Modern Love: Borscht Crostini
Shared by Leah Koenig
With all due respect to matzo ball soup, borscht is my Ashkenazi comfort soup of choice. I’m not talking about the chilled version, though that too hits the spot on a shvitzy day. I’m talking about steaming hot, fragrant, ruby-colored borscht that comes brimming with tender cabbage, carrots, and beets, and topped with a downy cap of sour cream. That’s the stuff my Jewish food dreams are made of.
It makes sense, of course. My mother's family's roots are Russian and Lithuanian - places where a taste for borscht runs in the veins. I ate the soup occasionally as a kid, but really fell in love with it after moving to New York in my early 20s. There, at the counter of B&H Dairy, an ancient kosher/vegetarian restaurant in the East Village, I tried the most garlicky, deeply savory bowl of borscht imaginable - and never looked back. When my husband and I were first dating, we would often stop at B&H after a night out for a borscht fix. He taught me the trick of ordering a matzo ball in your borscht. It seemed blasphemous at first, but it's actually genius: the soup's flavor soaks into the matzo ball, staining it a gorgeous shade of red. After that, I knew he was a keeper.

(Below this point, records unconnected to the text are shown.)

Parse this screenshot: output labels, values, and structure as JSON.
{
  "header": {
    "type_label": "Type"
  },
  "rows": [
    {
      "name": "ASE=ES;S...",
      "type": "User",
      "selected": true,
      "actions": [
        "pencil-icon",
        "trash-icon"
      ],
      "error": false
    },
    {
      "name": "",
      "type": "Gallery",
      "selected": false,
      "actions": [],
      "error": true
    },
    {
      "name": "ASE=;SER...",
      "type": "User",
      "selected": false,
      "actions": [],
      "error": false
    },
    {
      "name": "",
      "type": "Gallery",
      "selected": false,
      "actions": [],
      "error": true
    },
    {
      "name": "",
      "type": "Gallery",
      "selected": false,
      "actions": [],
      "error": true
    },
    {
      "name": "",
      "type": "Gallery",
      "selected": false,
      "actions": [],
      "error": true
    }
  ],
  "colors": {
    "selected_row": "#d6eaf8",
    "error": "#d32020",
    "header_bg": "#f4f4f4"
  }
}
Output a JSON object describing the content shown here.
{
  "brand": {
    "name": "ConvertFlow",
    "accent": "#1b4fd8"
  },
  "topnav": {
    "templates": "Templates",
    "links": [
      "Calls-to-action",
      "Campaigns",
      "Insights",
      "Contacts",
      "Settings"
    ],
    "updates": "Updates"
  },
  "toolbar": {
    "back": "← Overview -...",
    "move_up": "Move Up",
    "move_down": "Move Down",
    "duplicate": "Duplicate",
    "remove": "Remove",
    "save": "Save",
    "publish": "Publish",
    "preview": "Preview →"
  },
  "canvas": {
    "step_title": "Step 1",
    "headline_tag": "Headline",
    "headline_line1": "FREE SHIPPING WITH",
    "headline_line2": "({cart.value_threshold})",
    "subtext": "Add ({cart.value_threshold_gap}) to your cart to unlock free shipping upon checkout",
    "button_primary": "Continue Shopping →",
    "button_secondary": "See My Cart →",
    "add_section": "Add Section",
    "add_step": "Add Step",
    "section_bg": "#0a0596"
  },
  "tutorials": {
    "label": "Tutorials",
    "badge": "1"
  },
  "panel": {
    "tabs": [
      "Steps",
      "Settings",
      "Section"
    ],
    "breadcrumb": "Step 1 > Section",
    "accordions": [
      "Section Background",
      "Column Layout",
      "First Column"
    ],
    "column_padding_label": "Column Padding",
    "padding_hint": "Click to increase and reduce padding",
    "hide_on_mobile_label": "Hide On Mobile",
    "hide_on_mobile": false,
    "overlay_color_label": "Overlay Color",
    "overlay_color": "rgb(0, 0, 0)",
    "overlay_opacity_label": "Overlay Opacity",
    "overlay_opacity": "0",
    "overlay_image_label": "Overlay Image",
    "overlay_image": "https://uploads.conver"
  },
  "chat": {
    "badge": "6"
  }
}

As a food writer who focuses primarily on Jewish cuisine, I constantly think about ways to take old world flavors and bring them into a contemporary context. While working on my forthcoming cookbook, the Little Book of Jewish Appetizers (which comes out in August), I decided to transform the building block flavors of the soup I love so much into something new. The result: borscht crostini.